▶ _Task goal_
Of all the lines in the records below, copy only those that contain the string "Group".

Element data from apps and pages:

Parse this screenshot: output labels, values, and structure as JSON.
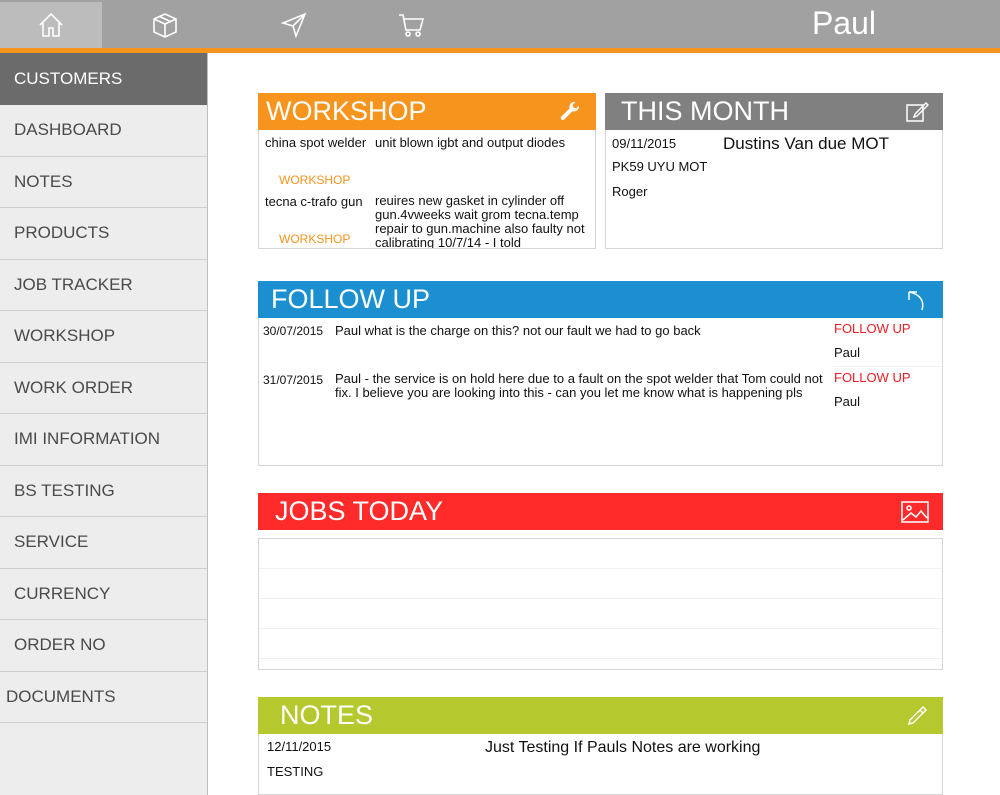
{
  "topbar": {
    "user_name": "Paul",
    "nav": [
      {
        "name": "home-icon"
      },
      {
        "name": "box-icon"
      },
      {
        "name": "send-icon"
      },
      {
        "name": "cart-icon"
      }
    ]
  },
  "sidebar": {
    "items": [
      {
        "label": "CUSTOMERS"
      },
      {
        "label": "DASHBOARD"
      },
      {
        "label": "NOTES"
      },
      {
        "label": "PRODUCTS"
      },
      {
        "label": "JOB TRACKER"
      },
      {
        "label": "WORKSHOP"
      },
      {
        "label": "WORK ORDER"
      },
      {
        "label": "IMI INFORMATION"
      },
      {
        "label": "BS TESTING"
      },
      {
        "label": "SERVICE"
      },
      {
        "label": "CURRENCY"
      },
      {
        "label": "ORDER NO"
      },
      {
        "label": "DOCUMENTS"
      }
    ]
  },
  "workshop": {
    "title": "WORKSHOP",
    "color": "#f7941d",
    "icon": "wrench-icon",
    "rows": [
      {
        "item": "china spot welder",
        "desc": "unit blown igbt and output diodes",
        "tag": "WORKSHOP"
      },
      {
        "item": "tecna c-trafo gun",
        "desc": "reuires new gasket in cylinder off gun.4vweeks wait grom tecna.temp repair to gun.machine also faulty not calibrating 10/7/14 - I told",
        "tag": "WORKSHOP"
      }
    ]
  },
  "this_month": {
    "title": "THIS MONTH",
    "color": "#808080",
    "icon": "edit-icon",
    "date": "09/11/2015",
    "title_text": "Dustins Van due MOT",
    "reg": "PK59 UYU MOT",
    "person": "Roger"
  },
  "follow_up": {
    "title": "FOLLOW UP",
    "color": "#1b8fd0",
    "icon": "arrow-back-icon",
    "rows": [
      {
        "date": "30/07/2015",
        "text": "Paul what is the charge on this? not our fault we had to go back",
        "tag": "FOLLOW UP",
        "person": "Paul"
      },
      {
        "date": "31/07/2015",
        "text": "Paul - the service is on hold here due to a fault on the spot welder that Tom could not fix. I believe you are looking into this - can you let me know what is happening pls",
        "tag": "FOLLOW UP",
        "person": "Paul"
      }
    ]
  },
  "jobs_today": {
    "title": "JOBS TODAY",
    "color": "#ff2b2b",
    "icon": "image-icon"
  },
  "notes": {
    "title": "NOTES",
    "color": "#b5c92e",
    "icon": "pencil-icon",
    "date": "12/11/2015",
    "text": "Just Testing If Pauls Notes are working",
    "tag": "TESTING"
  }
}
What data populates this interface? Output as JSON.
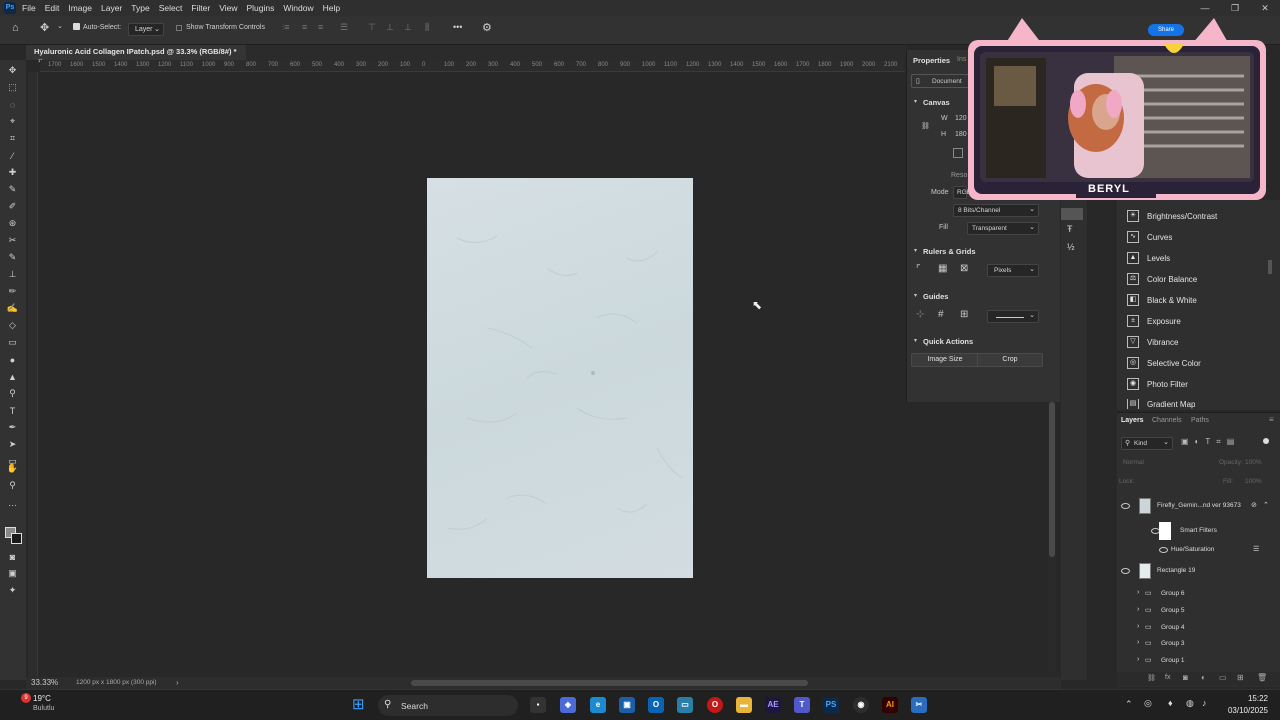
{
  "menubar": {
    "logo": "Ps",
    "items": [
      "File",
      "Edit",
      "Image",
      "Layer",
      "Type",
      "Select",
      "Filter",
      "View",
      "Plugins",
      "Window",
      "Help"
    ]
  },
  "options": {
    "auto_select_label": "Auto-Select:",
    "auto_select_checked": true,
    "target": "Layer",
    "show_transform_label": "Show Transform Controls",
    "show_transform_checked": false,
    "more": "•••"
  },
  "document_tab": {
    "title": "Hyaluronic Acid Collagen IPatch.psd @ 33.3% (RGB/8#) *",
    "close": "×"
  },
  "ruler": {
    "h_labels": [
      "1700",
      "1600",
      "1500",
      "1400",
      "1300",
      "1200",
      "1100",
      "1000",
      "900",
      "800",
      "700",
      "600",
      "500",
      "400",
      "300",
      "200",
      "100",
      "0",
      "100",
      "200",
      "300",
      "400",
      "500",
      "600",
      "700",
      "800",
      "900",
      "1000",
      "1100",
      "1200",
      "1300",
      "1400",
      "1500",
      "1600",
      "1700",
      "1800",
      "1900",
      "2000",
      "2100",
      "2200"
    ]
  },
  "status": {
    "zoom": "33.33%",
    "doc_info": "1200 px x 1800 px (300 ppi)",
    "arrow": "›"
  },
  "properties": {
    "tabs": [
      "Properties",
      "Ins"
    ],
    "document_label": "Document",
    "canvas_header": "Canvas",
    "w_label": "W",
    "w_value": "120",
    "h_label": "H",
    "h_value": "180",
    "res_label": "Reso",
    "mode_label": "Mode",
    "mode_value": "RGB",
    "bits_value": "8 Bits/Channel",
    "fill_label": "Fill",
    "fill_value": "Transparent",
    "rulers_header": "Rulers & Grids",
    "units_value": "Pixels",
    "guides_header": "Guides",
    "quick_header": "Quick Actions",
    "image_size_btn": "Image Size",
    "crop_btn": "Crop"
  },
  "adjustments": {
    "items": [
      "Brightness/Contrast",
      "Curves",
      "Levels",
      "Color Balance",
      "Black & White",
      "Exposure",
      "Vibrance",
      "Selective Color",
      "Photo Filter",
      "Gradient Map"
    ],
    "icons": [
      "brightness-icon",
      "curves-icon",
      "levels-icon",
      "color-balance-icon",
      "black-white-icon",
      "exposure-icon",
      "vibrance-icon",
      "selective-color-icon",
      "photo-filter-icon",
      "gradient-map-icon"
    ]
  },
  "layers_panel": {
    "tabs": [
      "Layers",
      "Channels",
      "Paths"
    ],
    "kind_label": "Kind",
    "blend_mode": "Normal",
    "opacity_label": "Opacity:",
    "opacity_value": "100%",
    "lock_label": "Lock:",
    "fill_label": "Fill:",
    "fill_value": "100%",
    "layers": [
      {
        "name": "Firefly_Gemin...nd ver 93673",
        "visible": true
      },
      {
        "name": "Smart Filters",
        "visible": true
      },
      {
        "name": "Hue/Saturation",
        "visible": true
      },
      {
        "name": "Rectangle 19",
        "visible": true
      },
      {
        "name": "Group 6",
        "visible": false
      },
      {
        "name": "Group 5",
        "visible": false
      },
      {
        "name": "Group 4",
        "visible": false
      },
      {
        "name": "Group 3",
        "visible": false
      },
      {
        "name": "Group 1",
        "visible": false
      }
    ],
    "fx": "fx"
  },
  "webcam": {
    "name": "BERYL",
    "share": "Share"
  },
  "taskbar": {
    "weather_temp": "19°C",
    "weather_desc": "Bulutlu",
    "badge": "9",
    "search_placeholder": "Search",
    "time": "15:22",
    "date": "03/10/2025",
    "apps": [
      "AE",
      "PS",
      "AI"
    ]
  },
  "colors": {
    "accent": "#1473e6",
    "canvas": "#d3dde1",
    "workspace": "#282828",
    "panel": "#323232"
  }
}
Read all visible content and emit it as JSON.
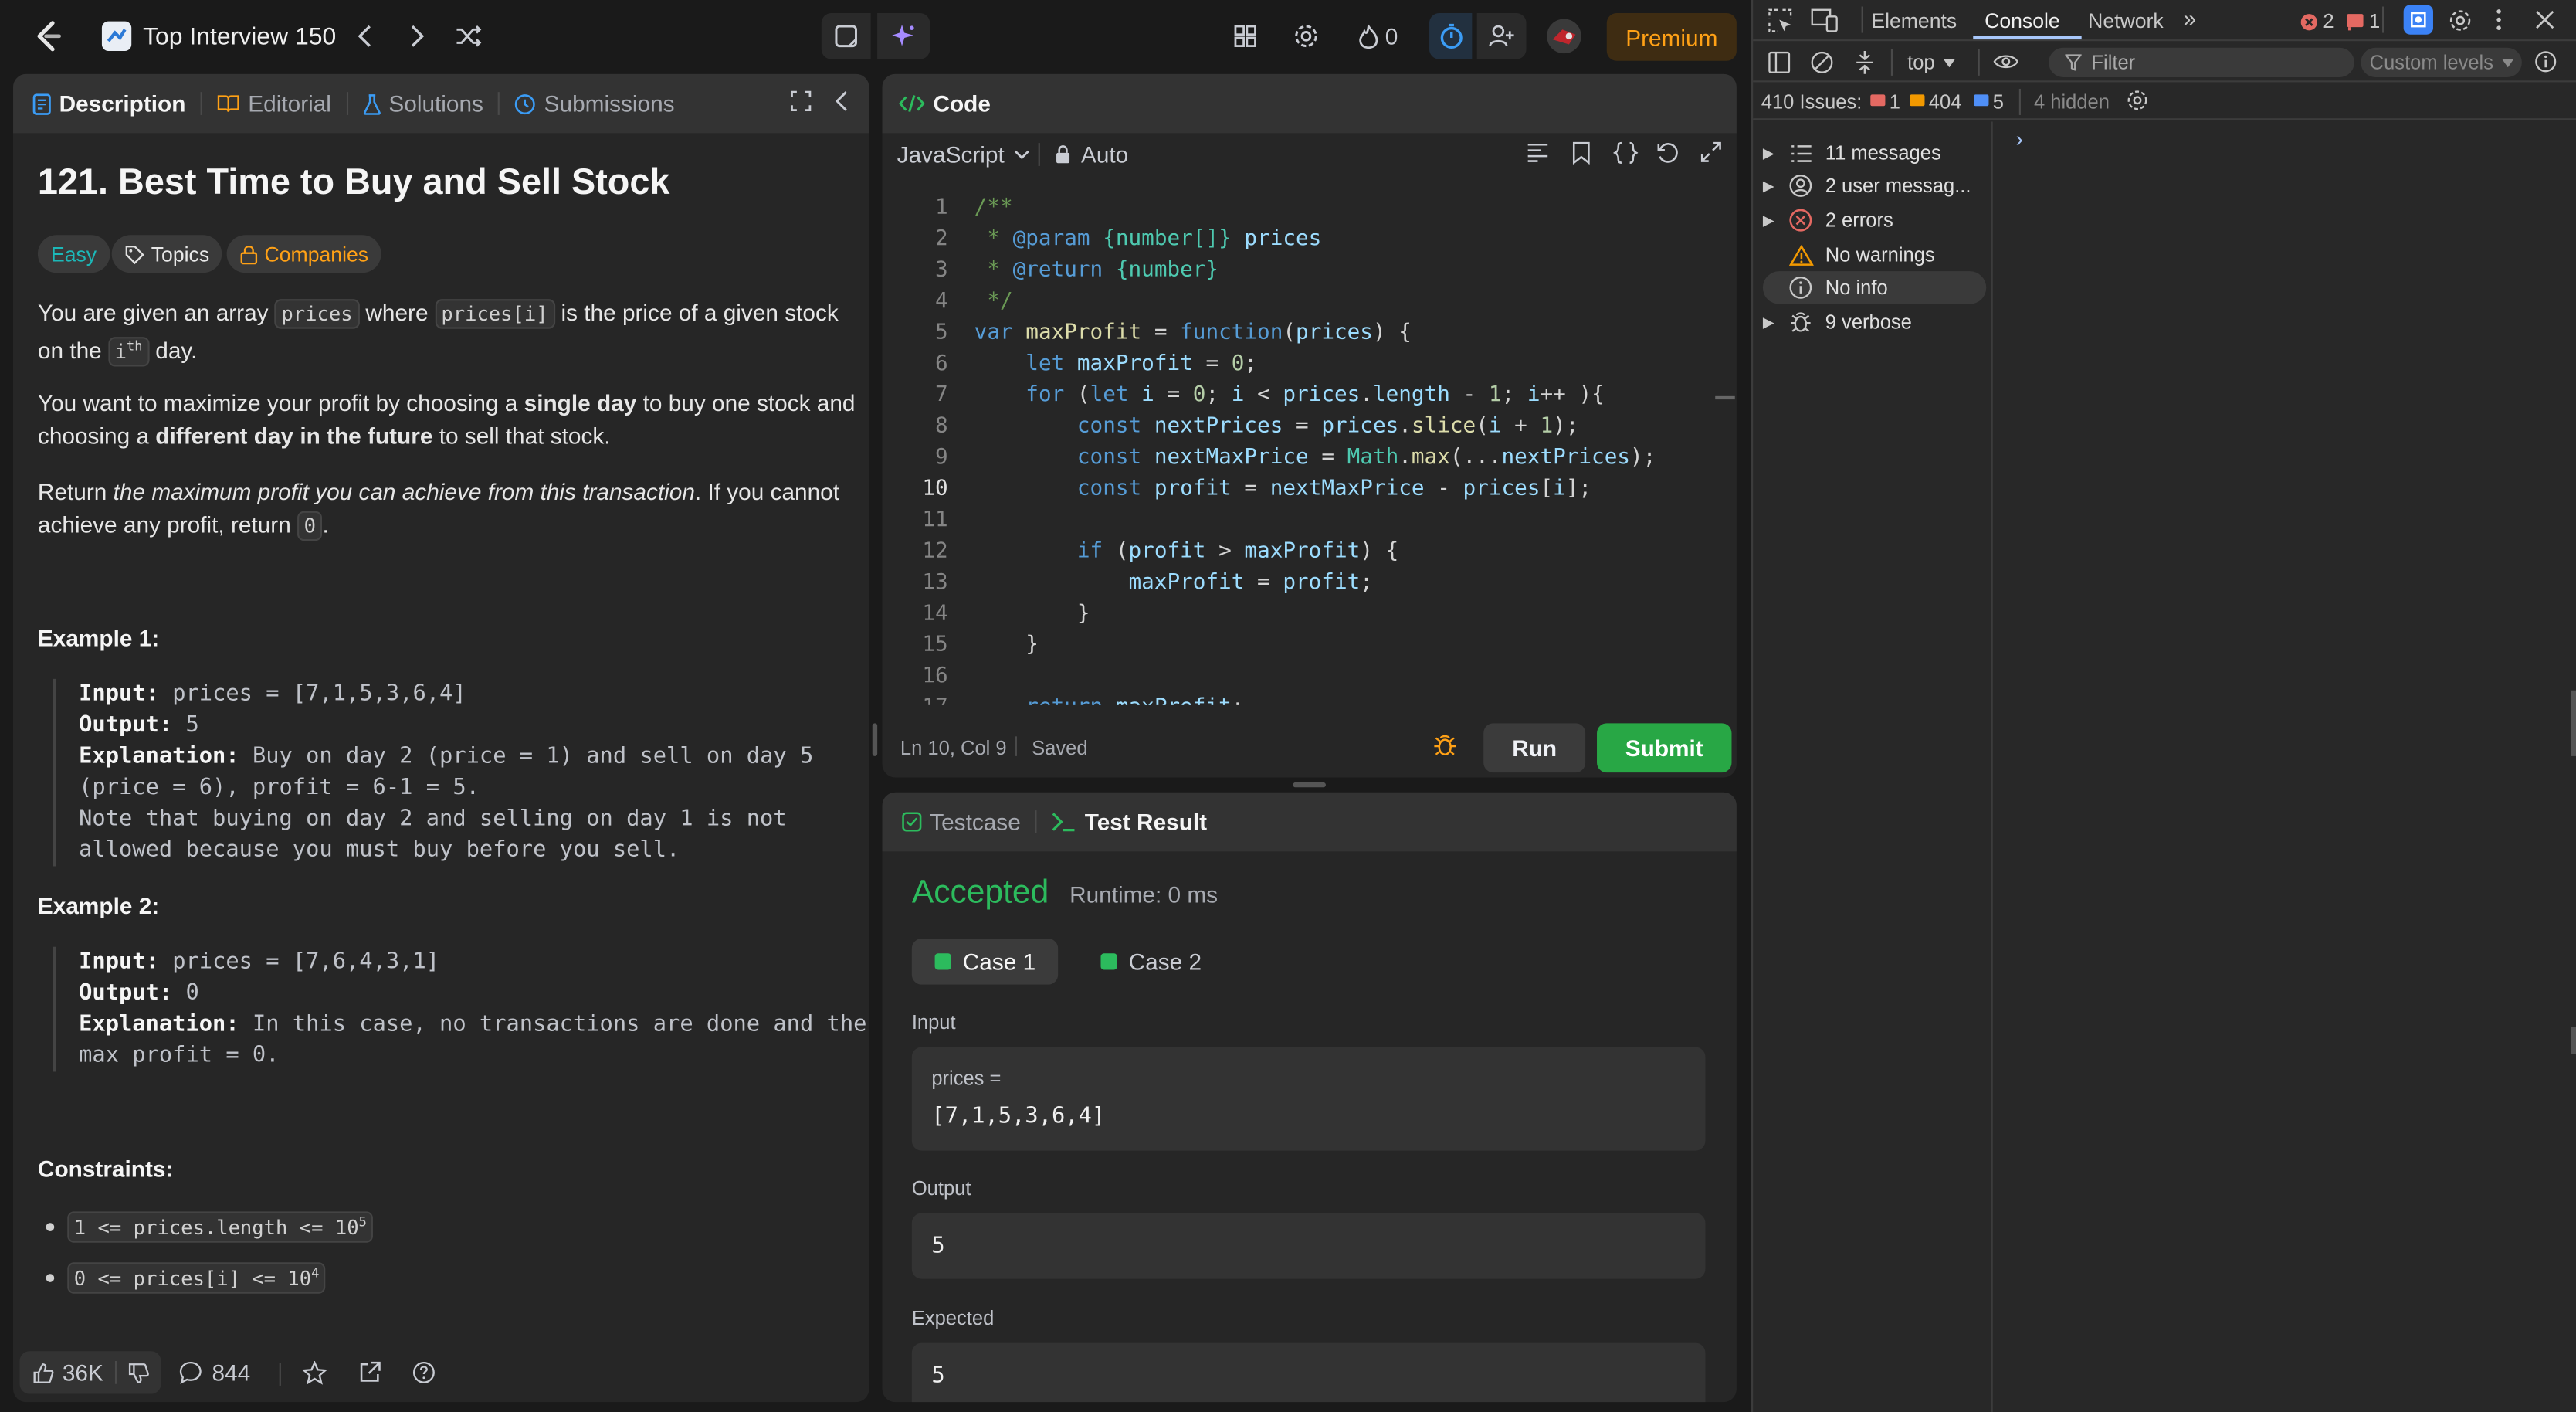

▶ _Solution for this problem_
        "name": "Group 6",
        "name": "Group 5",
        "name": "Group 4",
        "name": "Group 3",
        "name": "Group 1",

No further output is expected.